RBA's Stevens Says Accommodative Policy Likely for Some Time Yetby
Any near-term policy change likely to be easing not tightening
There is now ``more of an edge'' to productivity discusssion
Australia’s central bank Governor Glenn Stevens said accommodative monetary policy is likely to be appropriate “for some time yet,” while adding the macroeconomic impact of recent mortgage rate increases by major banks “may not be large.”
Stevens’s speech, titled “The Path to Prosperity,” ranged across the challenges Australia faces, which he noted hadn’t changed much since he last delivered an address at the same forum in Melbourne six years earlier. The nation is even more reliant on China, budget repair remains necessary and the country has to focus on boosting productivity to generate greater wealth, he said.
“It seems likely that an accommodative stance will be appropriate for some time yet,” Stevens said in the address Thursday. “Were a change to monetary policy to be required in the near term, it would almost certainly be an easing, not a tightening. Certainly the rate of CPI inflation wouldn’t be an impediment to that if we thought it was useful to do it.”
The governor’s remarks elaborate on the fine line the central bank is treading between acknowledging a further easing may be needed to boost lackluster growth while at the same time talking up improved prospects for the economy that could see it keep interest rates steady for some time.
The Australian dollar fell following his latest remarks and was trading at 71.39 U.S. cents at 11:22 a.m. in Sydney from 71.49 cents before the speech. Traders are pricing in a 25 percent chance of a rate cut in December, rising to a more than 60 percent chance in February. The RBA’s board doesn’t meet in January.
Stevens repeated that Australia is about halfway through a decline in mining investment and the drag on growth from that unwinding is about as intense as it’s likely to get. Still, firms outside the resources industry have generated “respectable growth in employment” and a rebalancing of growth is occurring, even if it’s not seamless.
As Australia’s mining investment boom wanes, Stevens reiterated the central bank’s line that productivity improvements are “the main game” and will be crucial for growth in living standards. “The effects of population ageing, moreover, while slow moving, are now occurring. There is perhaps more of an edge in the productivity discussion just lately, as there should be,” he said.
The Reserve Bank of Australia cut the benchmark interest rate to a record-low 2 percent in May and has paused for the past six months. In his policy statement Tuesday, Stevens said the outlook for inflation -- which was slow in the third quarter -- may offer scope to further ease policy. At the same time, the governor said the board judged the chances of an improvement in economic conditions “had firmed a little” in recent months.

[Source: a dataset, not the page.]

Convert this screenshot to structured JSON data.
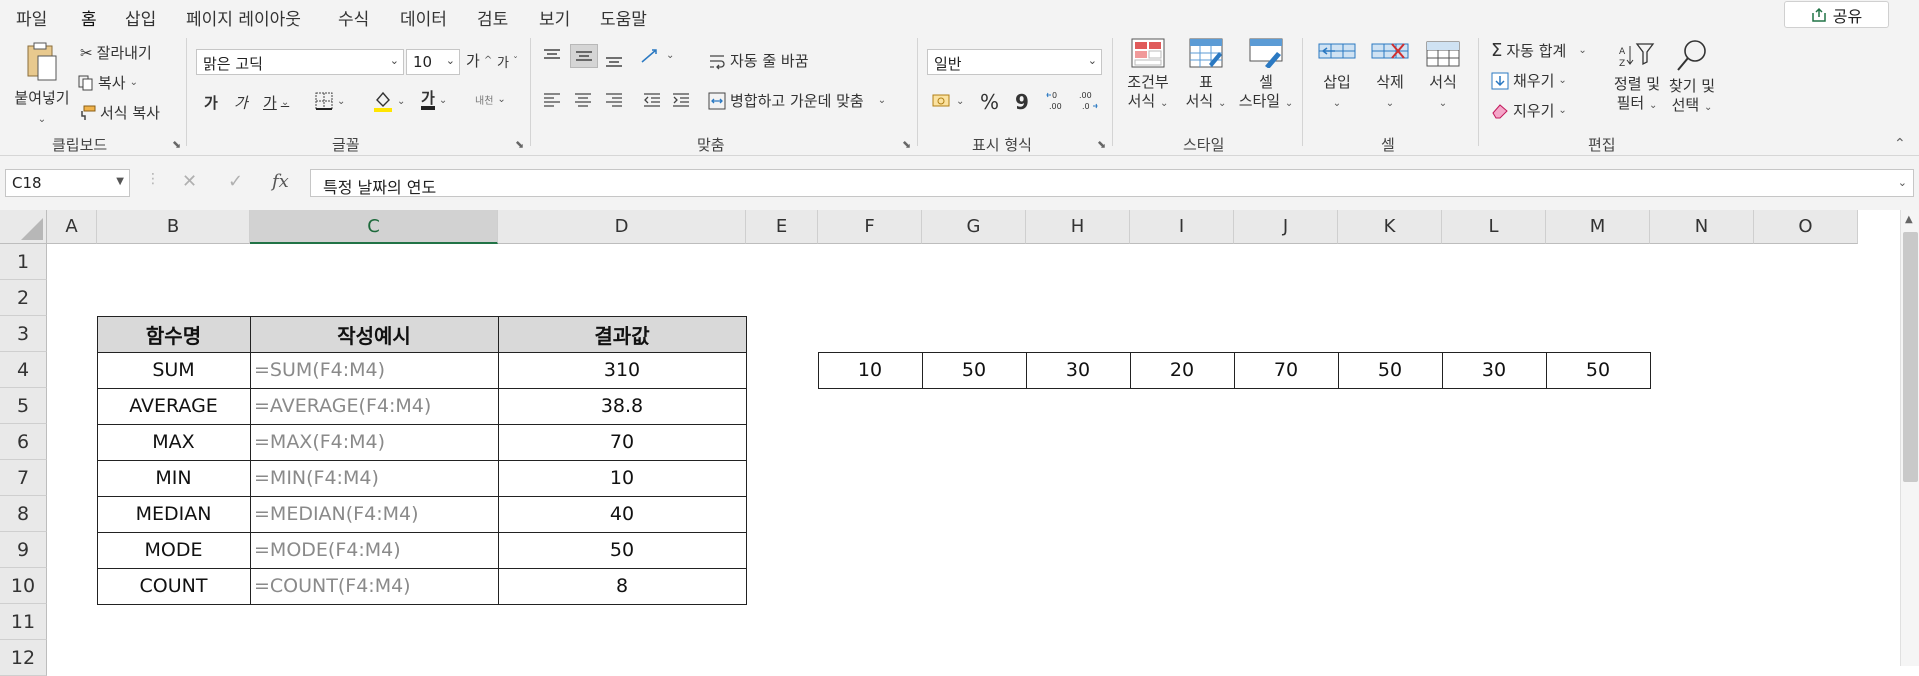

Responding to an audience question, Stevens said Australia’s assumed rate of potential growth had been “lowered a little bit” to reflect a weaker rate of population growth. He didn’t put a figure on the new number. Australia’s economy has expanded below it’s 30-year average rate of 3.25 percent for six of the past seven years.
In China, Australia’s biggest trading partner, anxiety has heightened over its economic outlook following a stock market slump and a surprise yuan devaluation in August that roiled global markets.
“The current rate of growth of the Chinese economy is uncertain, as is its future growth rate,” Stevens said. “It is likely that the marginal steel intensity of China’s growth will be lower in future than in the past.”
“At the same time, the marginal propensity of the Chinese people to consume services is rising noticeably,” he said. “So the challenge for Australian resource producers to be the most efficient suppliers in a world of slower growth in demand for resources will co-exist with greater opportunities for other firms to offer value added in services.”